Alison Van Eenennaam is a genomics and biotechnology researcher and cooperative extension specialist in the Department of Animal Science at University of California, Davis. She received a Bachelor of Agricultural Science from the University of Melbourne, and an MS in Animal Science and a PhD in Genetics from UC Davis. The mission of her extension program is to provide research and education on the use of animal genomics and biotechnology in livestock production systems. Her outreach program focuses on the development of science-based educational materials, including the controversial biotechnologies of genetic engineering (GE) and cloning. She has served on several national committees including the USDA National Advisory Committee on Biotechnology and 21st Century Agriculture, and as a temporary voting member of the 2010 FDA Veterinary Medicine Advisory Committee meeting on the AquAdvantage salmon. Van Eenennaam was the recipient of the 2014 Borlaug CAST Communication Award.
More About Alison Van Eenennaam
No study has revealed any differences in the nutritional profile of animal products derived from GE-fed animals.
Van Eenennaam, author of recent research published in the Journal of Animal Science, explains the details and impact of her findings in an podcast with the US Grains Council.
Van Eenennaam compares conventional and new forms of animal biotechnologies and looks at genetically engineered salmon as a case study.

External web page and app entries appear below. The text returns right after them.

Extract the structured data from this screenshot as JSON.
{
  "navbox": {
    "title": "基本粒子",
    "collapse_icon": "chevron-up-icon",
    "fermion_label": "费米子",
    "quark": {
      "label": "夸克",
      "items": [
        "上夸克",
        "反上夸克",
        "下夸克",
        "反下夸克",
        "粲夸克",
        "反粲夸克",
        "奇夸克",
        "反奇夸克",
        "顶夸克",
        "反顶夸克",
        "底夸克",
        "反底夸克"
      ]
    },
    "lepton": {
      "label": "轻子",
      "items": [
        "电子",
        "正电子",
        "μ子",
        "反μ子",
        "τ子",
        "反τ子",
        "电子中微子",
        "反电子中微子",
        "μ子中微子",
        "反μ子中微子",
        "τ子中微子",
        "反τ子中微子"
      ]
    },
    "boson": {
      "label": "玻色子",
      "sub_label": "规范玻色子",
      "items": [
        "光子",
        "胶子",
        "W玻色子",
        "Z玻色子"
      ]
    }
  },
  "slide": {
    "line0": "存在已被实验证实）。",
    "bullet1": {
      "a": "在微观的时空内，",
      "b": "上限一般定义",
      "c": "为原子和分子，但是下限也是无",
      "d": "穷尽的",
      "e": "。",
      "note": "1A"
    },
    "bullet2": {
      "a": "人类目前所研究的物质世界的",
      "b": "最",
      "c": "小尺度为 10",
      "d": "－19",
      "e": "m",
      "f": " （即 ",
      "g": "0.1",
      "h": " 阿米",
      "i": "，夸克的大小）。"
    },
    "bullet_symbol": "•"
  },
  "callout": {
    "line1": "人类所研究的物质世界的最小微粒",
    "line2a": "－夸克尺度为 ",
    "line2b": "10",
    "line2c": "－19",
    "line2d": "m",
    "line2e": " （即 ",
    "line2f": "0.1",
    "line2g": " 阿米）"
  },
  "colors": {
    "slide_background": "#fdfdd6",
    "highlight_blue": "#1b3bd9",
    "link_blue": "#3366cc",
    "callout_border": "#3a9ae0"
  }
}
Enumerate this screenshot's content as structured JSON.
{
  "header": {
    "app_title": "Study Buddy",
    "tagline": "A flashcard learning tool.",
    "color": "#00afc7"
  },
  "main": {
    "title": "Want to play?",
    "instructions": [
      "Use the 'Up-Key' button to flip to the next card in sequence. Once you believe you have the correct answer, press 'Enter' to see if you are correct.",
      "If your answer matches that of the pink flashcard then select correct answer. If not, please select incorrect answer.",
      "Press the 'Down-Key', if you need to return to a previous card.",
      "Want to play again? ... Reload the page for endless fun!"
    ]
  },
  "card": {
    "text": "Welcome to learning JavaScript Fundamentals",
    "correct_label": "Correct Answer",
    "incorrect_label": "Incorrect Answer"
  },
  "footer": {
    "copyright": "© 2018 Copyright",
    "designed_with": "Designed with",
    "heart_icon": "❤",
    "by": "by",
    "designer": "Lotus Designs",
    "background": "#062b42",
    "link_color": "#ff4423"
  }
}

Despite the fact that the scientific weight of evidence from these hundreds of studies have not revealed unique risks associated with GE feed, some groups are calling for more animal feeding studies. It is an opportune time to review the results of such studies as have been done to date to evaluate the value of the additional information obtained.